Just as in school, there’s literacy and math study daily. Students also practice public speaking and discuss how to reach goals. Afternoons are filled with trips to the YMCA for exercise and to sites where students perform community service. Exemplifying the Exit Lancaster name, there are trips to Rehoboth Beach, the Poconos and New York City, where they visit college campuses, museums and theaters.
Students say they feel real appreciation, not just for the program but for its leaders.
“You don’t see a lot of teachers giving up their summers for kids like us,” said Melissa Serrano, a rising freshman at McCaskey who plans to become a registered nurse.
“They care about our education, probably more than we do,” said Ameer, who describes Bair and Meadows as father figures who have been there for him outside of the program as well.
During the school year, Exit Lancaster students meet after class to do homework and participate in community service.
“Even though they’re pushing education, they do it in a way that makes you want to learn more,” said Ricky Pereira, 16, a rising senior at McCaskey who will be a dual enrollee at Thaddeus Stevens College of Technology. “It’s really easy to connect with them and have a good time learning.”

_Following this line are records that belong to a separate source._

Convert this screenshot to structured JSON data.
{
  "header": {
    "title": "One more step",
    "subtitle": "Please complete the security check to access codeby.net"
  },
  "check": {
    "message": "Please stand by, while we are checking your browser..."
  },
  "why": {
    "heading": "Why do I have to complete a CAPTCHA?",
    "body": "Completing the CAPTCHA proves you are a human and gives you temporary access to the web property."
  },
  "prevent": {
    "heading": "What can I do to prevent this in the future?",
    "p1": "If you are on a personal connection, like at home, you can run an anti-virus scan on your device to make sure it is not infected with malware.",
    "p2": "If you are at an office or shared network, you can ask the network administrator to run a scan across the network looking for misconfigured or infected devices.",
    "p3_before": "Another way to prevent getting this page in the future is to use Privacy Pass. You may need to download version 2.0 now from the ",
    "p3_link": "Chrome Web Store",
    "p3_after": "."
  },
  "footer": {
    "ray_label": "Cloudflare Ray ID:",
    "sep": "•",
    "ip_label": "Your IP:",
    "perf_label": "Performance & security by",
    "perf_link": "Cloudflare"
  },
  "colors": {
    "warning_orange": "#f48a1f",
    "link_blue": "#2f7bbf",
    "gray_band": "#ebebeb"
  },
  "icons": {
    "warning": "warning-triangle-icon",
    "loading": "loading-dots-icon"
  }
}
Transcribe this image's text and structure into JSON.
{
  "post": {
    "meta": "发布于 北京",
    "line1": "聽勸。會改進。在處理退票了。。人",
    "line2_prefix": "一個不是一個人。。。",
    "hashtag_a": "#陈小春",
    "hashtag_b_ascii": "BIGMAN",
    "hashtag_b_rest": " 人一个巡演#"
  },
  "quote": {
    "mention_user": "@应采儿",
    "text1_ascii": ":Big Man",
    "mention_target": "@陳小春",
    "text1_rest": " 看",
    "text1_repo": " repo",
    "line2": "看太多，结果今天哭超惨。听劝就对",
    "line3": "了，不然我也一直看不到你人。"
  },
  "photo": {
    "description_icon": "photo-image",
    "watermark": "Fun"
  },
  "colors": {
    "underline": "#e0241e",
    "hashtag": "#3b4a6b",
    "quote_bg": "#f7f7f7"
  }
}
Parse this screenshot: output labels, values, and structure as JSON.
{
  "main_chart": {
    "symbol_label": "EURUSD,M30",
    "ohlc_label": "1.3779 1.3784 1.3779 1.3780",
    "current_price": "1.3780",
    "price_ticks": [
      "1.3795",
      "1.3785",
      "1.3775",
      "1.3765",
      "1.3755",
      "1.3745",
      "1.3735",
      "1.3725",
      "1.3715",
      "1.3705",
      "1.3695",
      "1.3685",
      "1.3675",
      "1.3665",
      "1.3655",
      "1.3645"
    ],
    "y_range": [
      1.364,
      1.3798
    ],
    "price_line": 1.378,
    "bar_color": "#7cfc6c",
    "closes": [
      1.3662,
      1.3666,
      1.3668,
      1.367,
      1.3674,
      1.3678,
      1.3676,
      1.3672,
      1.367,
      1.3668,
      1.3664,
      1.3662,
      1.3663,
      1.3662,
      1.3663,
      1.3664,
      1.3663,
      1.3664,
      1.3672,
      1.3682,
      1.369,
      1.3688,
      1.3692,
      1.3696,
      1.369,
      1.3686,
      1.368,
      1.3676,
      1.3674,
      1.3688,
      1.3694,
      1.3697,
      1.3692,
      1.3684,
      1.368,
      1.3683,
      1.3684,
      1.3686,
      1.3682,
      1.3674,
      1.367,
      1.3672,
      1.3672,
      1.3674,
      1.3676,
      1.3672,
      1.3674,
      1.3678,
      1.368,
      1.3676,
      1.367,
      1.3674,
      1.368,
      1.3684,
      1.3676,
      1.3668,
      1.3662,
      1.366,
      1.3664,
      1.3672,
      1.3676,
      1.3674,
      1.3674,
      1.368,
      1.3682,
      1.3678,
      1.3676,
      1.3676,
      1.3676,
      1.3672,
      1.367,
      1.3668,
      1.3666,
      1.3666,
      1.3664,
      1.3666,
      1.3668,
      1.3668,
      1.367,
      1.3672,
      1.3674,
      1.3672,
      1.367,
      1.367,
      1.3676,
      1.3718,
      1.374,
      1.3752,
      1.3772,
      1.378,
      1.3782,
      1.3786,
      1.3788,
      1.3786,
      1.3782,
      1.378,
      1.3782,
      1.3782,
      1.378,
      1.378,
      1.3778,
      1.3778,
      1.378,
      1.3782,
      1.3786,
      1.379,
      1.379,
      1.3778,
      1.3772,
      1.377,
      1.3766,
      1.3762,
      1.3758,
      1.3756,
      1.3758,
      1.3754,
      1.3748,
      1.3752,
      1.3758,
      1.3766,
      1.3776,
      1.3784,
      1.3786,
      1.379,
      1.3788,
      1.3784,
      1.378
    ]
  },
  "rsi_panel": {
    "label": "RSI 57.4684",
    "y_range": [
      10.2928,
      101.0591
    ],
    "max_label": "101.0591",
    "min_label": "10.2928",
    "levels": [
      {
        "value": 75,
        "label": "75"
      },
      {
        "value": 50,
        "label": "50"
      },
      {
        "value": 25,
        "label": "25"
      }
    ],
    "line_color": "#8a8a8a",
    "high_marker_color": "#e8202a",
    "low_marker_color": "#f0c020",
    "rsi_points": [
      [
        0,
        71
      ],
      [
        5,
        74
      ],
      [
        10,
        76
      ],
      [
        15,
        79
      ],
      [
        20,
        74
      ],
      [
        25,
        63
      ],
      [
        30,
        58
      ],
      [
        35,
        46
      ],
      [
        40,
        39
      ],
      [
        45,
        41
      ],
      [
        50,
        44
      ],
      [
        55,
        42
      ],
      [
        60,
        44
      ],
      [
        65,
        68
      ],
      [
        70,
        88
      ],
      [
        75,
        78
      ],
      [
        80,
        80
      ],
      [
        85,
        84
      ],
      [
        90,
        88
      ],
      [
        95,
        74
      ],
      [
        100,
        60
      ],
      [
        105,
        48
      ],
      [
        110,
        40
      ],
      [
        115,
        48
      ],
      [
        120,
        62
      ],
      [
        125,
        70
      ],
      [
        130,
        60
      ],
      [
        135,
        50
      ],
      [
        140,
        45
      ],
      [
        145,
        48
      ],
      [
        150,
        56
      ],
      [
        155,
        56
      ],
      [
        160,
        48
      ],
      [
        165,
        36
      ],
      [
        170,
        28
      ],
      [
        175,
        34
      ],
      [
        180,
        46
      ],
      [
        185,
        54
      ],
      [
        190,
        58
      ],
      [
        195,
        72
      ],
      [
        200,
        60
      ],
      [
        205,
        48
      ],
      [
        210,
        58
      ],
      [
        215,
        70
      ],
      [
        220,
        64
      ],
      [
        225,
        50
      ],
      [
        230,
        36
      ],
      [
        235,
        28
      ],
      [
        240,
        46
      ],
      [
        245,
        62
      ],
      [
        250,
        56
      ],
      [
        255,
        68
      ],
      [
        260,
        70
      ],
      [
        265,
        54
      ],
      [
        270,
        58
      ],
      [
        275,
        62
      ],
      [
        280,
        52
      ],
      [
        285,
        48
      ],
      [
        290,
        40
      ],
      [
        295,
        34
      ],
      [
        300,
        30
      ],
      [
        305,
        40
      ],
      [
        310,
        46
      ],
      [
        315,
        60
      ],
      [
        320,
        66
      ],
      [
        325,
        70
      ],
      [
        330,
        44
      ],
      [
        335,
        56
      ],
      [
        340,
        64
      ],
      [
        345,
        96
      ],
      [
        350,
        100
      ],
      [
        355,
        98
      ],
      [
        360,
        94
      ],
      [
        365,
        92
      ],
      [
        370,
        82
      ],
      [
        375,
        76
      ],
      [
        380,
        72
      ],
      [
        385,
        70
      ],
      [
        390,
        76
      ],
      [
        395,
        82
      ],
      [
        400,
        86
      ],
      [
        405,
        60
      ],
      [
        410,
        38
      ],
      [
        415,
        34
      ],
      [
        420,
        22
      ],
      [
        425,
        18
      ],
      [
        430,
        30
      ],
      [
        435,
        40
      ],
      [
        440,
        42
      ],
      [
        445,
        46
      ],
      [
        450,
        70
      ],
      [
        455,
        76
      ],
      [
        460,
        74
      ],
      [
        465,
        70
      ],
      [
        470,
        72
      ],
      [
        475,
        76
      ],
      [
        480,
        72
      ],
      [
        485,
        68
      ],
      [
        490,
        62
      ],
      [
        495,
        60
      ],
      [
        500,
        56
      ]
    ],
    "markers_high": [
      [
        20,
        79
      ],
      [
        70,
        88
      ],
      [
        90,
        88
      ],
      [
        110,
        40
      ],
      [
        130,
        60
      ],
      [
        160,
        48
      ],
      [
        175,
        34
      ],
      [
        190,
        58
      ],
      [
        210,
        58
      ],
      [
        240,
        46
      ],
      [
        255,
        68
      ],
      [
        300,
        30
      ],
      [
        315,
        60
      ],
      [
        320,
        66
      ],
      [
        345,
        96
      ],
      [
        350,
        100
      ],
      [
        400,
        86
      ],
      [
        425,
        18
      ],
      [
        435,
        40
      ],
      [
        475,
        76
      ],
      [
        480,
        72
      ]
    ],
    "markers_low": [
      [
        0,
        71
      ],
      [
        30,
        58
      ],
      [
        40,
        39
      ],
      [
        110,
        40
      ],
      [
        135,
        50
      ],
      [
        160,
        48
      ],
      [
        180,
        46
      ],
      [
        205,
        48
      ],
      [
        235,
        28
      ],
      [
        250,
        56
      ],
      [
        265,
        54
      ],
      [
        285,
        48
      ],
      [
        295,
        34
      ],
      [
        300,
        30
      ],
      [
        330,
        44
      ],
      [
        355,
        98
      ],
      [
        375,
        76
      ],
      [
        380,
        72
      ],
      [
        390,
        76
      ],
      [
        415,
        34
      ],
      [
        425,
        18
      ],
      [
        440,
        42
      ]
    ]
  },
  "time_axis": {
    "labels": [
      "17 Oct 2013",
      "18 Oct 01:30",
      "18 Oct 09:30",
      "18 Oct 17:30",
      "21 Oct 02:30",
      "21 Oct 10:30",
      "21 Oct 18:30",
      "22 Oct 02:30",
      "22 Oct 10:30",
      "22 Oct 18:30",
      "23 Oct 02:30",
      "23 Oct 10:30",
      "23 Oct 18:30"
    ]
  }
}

Small classes, the teachers’ ability to relate to the students, and the focus on really understanding what’s being taught contrast with the educational model driven by standardized testing.
“Everything’s for a test,” Ricky said about the goal in many other classrooms.
Teachers help students learn in the classroom and form relationships that go beyond school. They get to know each other during car rides, basketball practice and at the dinner table. Bair and Meadows’ children are often found with one of the kids from Exit Lancaster during field trips.
“I appreciate the fact that they see the people that are here as their family,” Ricky said.
Kids like us
Exit Lancaster offers the opportunity for kids from the southeast to explore places they might have never known or thought about.
“They decided to have a program to give kids a chance,” said Ashley Cruz, 14, and a member of the National Junior Honor Society, who plans on becoming a doctor.
If the program’s students have anything to say about it, Melissa’s reference to “kids like us’’ will soon be a thing of the past.
“People who are in Exit Lancaster are gonna be able to travel the world,”Ameer said.
• In session from 9 a.m. to 3 p.m., Monday through Thursday, through July
• Provides trips for students to visit the YMCA for exercise, other local sites where they perform community service and educational sites such as college campuses, museums and theaters in New York City
• Receives support from grants, Edward Hand Middle School budget and the Boys’ & Girls’ Clubs of Lancaster
• Led by co-founders, Ty Bair and Shayne Meadows